■ Activity
Task for the listing below: copy it out in full, exactly.

■ Dataset entries
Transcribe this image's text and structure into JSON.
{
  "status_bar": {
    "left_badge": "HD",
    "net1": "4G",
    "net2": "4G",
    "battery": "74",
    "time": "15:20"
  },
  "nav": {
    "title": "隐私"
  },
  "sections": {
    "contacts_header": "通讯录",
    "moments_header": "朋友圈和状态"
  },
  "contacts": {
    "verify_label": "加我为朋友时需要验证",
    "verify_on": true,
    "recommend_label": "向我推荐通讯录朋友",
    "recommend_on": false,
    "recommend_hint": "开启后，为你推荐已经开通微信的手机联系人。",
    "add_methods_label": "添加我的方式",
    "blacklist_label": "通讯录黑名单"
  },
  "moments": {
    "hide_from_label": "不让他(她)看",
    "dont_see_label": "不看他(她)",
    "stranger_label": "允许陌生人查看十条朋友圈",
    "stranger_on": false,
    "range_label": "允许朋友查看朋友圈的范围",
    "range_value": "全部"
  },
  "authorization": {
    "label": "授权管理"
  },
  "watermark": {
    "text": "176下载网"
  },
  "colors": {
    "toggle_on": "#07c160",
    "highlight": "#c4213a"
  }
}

■ Result below
Transcribe this image's text and structure into JSON.
{
  "status_bar": {
    "left_badge": "HD",
    "net1": "4G",
    "net2": "4G",
    "battery": "74",
    "time": "15:20"
  },
  "nav": {
    "title": "隐私"
  },
  "sections": {
    "contacts_header": "通讯录",
    "moments_header": "朋友圈和状态"
  },
  "contacts": {
    "verify_label": "加我为朋友时需要验证",
    "verify_on": true,
    "recommend_label": "向我推荐通讯录朋友",
    "recommend_on": false,
    "recommend_hint": "开启后，为你推荐已经开通微信的手机联系人。",
    "add_methods_label": "添加我的方式",
    "blacklist_label": "通讯录黑名单"
  },
  "moments": {
    "hide_from_label": "不让他(她)看",
    "dont_see_label": "不看他(她)",
    "stranger_label": "允许陌生人查看十条朋友圈",
    "stranger_on": false,
    "range_label": "允许朋友查看朋友圈的范围",
    "range_value": "全部"
  },
  "authorization": {
    "label": "授权管理"
  },
  "watermark": {
    "text": "176下载网"
  },
  "colors": {
    "toggle_on": "#07c160",
    "highlight": "#c4213a"
  }
}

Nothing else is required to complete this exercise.